School grading system ineffective for CUSD


Photo by Emma Kline

There is no distinction between STEM Scholar and Diploma.

As schools were graded on their AzMERIT test scores this fall just like the students who took the tests in April, the scores received by many schools, including those in our district, came as a shock.

Every high school in the Chandler Unified School District (CUSD) has received a B grade, yet the district is one of the best districts in Arizona, holding the highest AzMERIT scores in the state. Students performed better than the mean score for the third year in a row.

According to Principal Dan Serrano, the schools are graded on multiple factors, and one of those factors includes progress on AzMERIT scores. Since the graders did not see any progress in regards to our already high scores, Perry, as well as its sister schools, did not get the points for progress.

CUSD was just ranked second in the nation, in regards to growth, by a study published by the New York Times. How is it fair that we receive a B grade when we have swept nationwide in the very area we were docked for: progress?

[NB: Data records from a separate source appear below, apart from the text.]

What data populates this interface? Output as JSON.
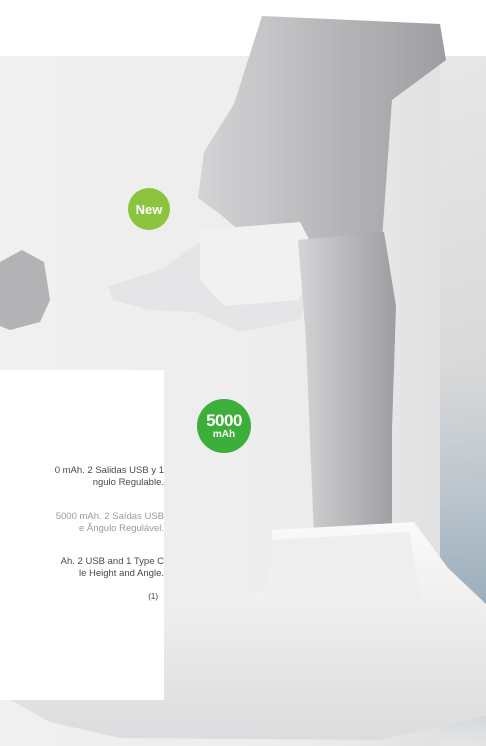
{
  "badges": {
    "new_label": "New",
    "capacity_value": "5000",
    "capacity_unit": "mAh"
  },
  "descriptions": {
    "es": [
      "0 mAh. 2 Salidas USB y 1",
      "ngulo Regulable."
    ],
    "pt": [
      "5000 mAh. 2 Saídas USB",
      "e Ângulo Regulável."
    ],
    "en": [
      "Ah. 2 USB and 1 Type C",
      "le Height and Angle."
    ]
  },
  "footnote": "(1)",
  "colors": {
    "new_badge": "#8cc43e",
    "capacity_badge": "#3cae3a",
    "background": "#ededed"
  }
}
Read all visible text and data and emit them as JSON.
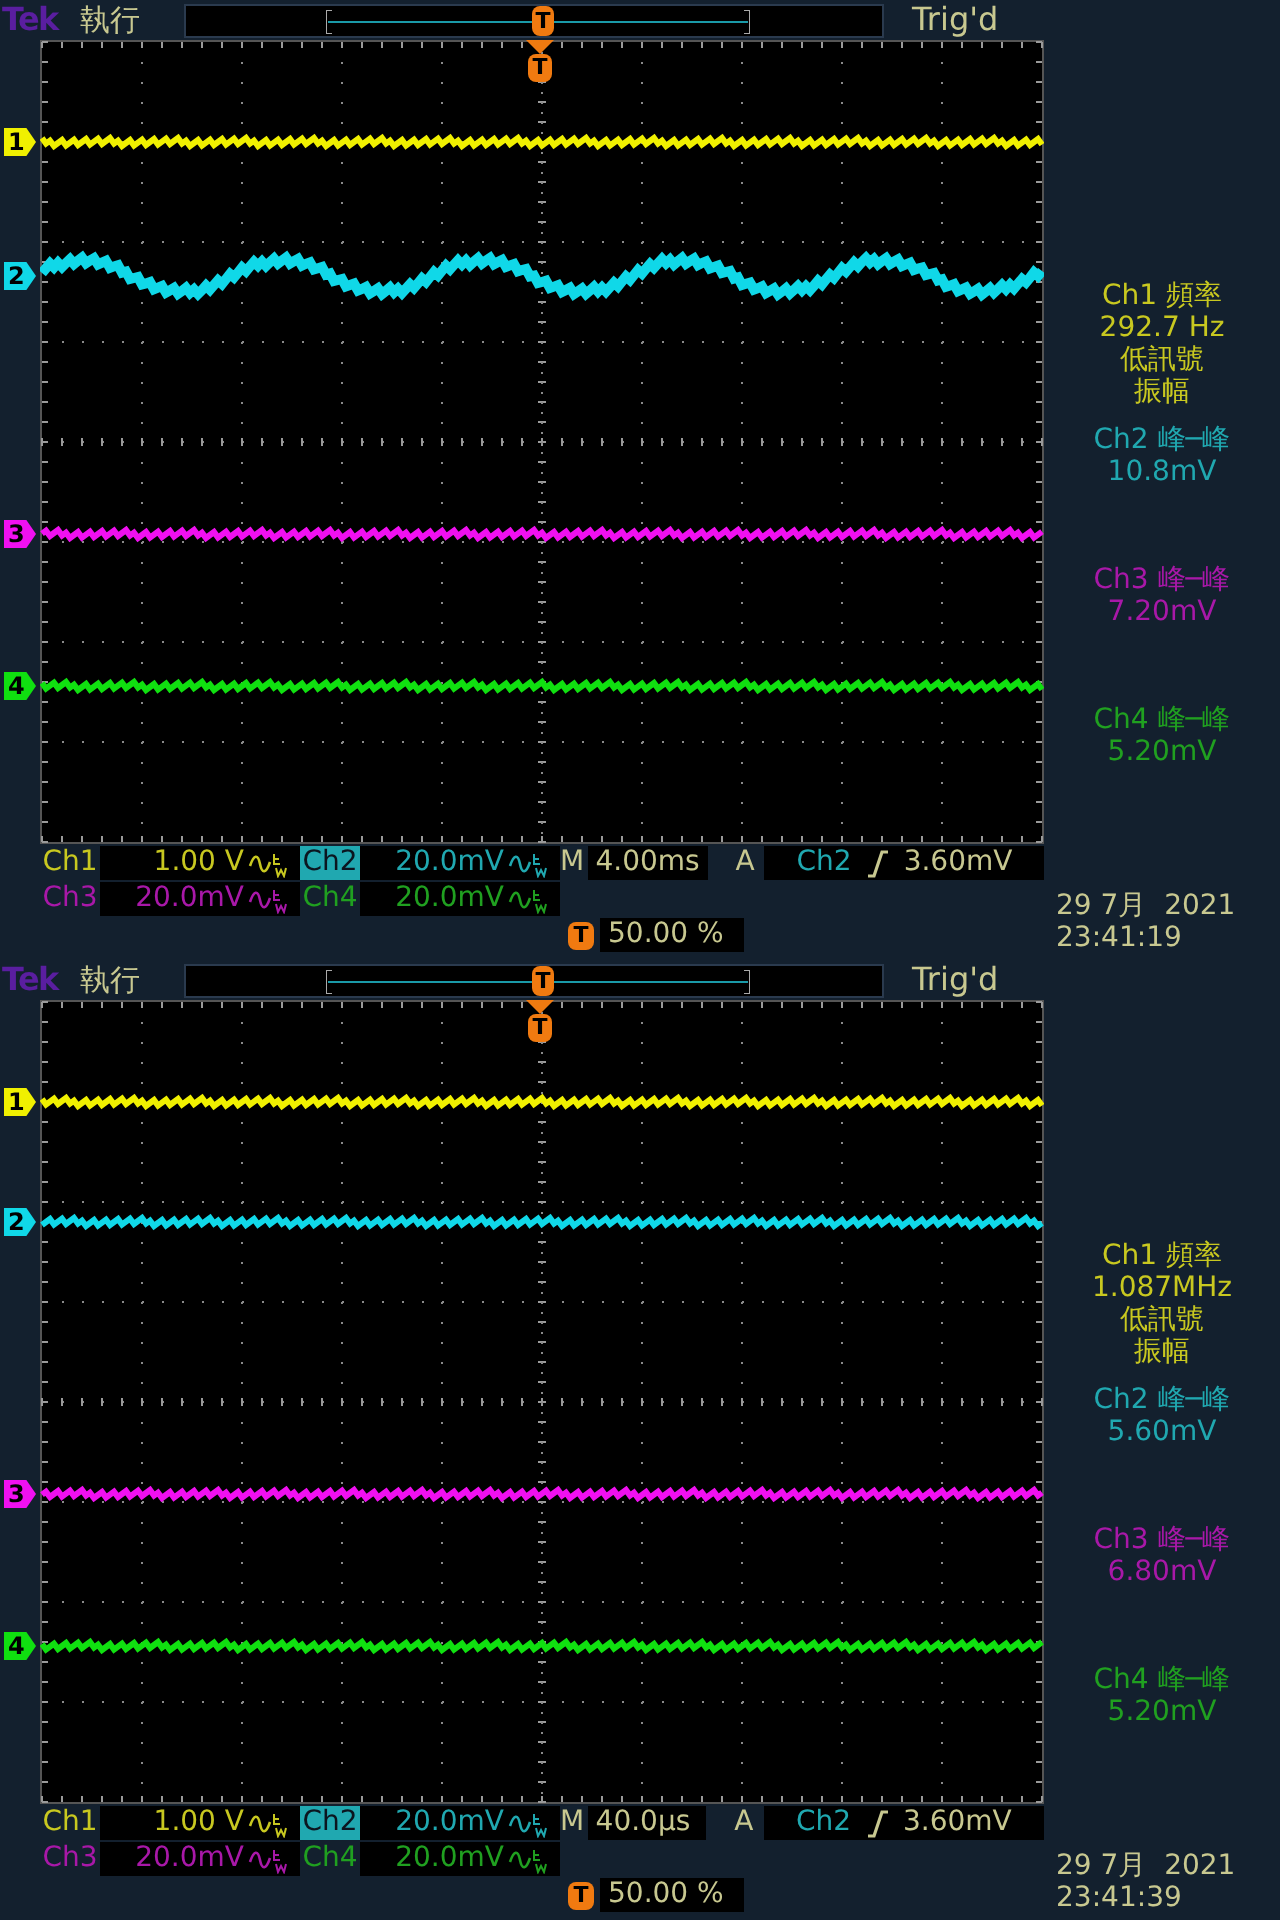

The system consists of four sections, in which three of the four Perry received A grades. However, in the section for progress seen in AzMERIT scores we received a lower grade.

Perry is not the only high school in the district to receive a B. Many of the CUSD high schools received a B, including Arizona College Prep, Hamilton, and Chandler, with Casteel and Basha still under review.

The reason why this system exists is so schools are held accountable for their performances. It prevents schools from doing the bare minimum. With a quantitative system, the grades are all based on numbers, leaving no room to slide through with poor performance.

Parents look for schools with a strong letter grade, and while our B-rating is not troublesome to those who know the district and its history, but for those coming from outside of the district or even Arizona, a less than perfect letter grade is not preferable. What parents should look at are the physical scores of the AzMERIT. Our school may receive a B, but that does not mean that our students performed averagely on the test.

Something to note is the ironic case of the woman who created the grading system. The creator herself owns a charter school in Arizona, a school that school received an F. She went on to complain that the system does not work, seemingly forgetting one important detail: it is her system.

So what is the leading force behind the ill-performing grading system? Her system. How should this problem be fixed? Amend her system or shut it down altogether. There is no reason to be punished for continual success on scores that truly matter.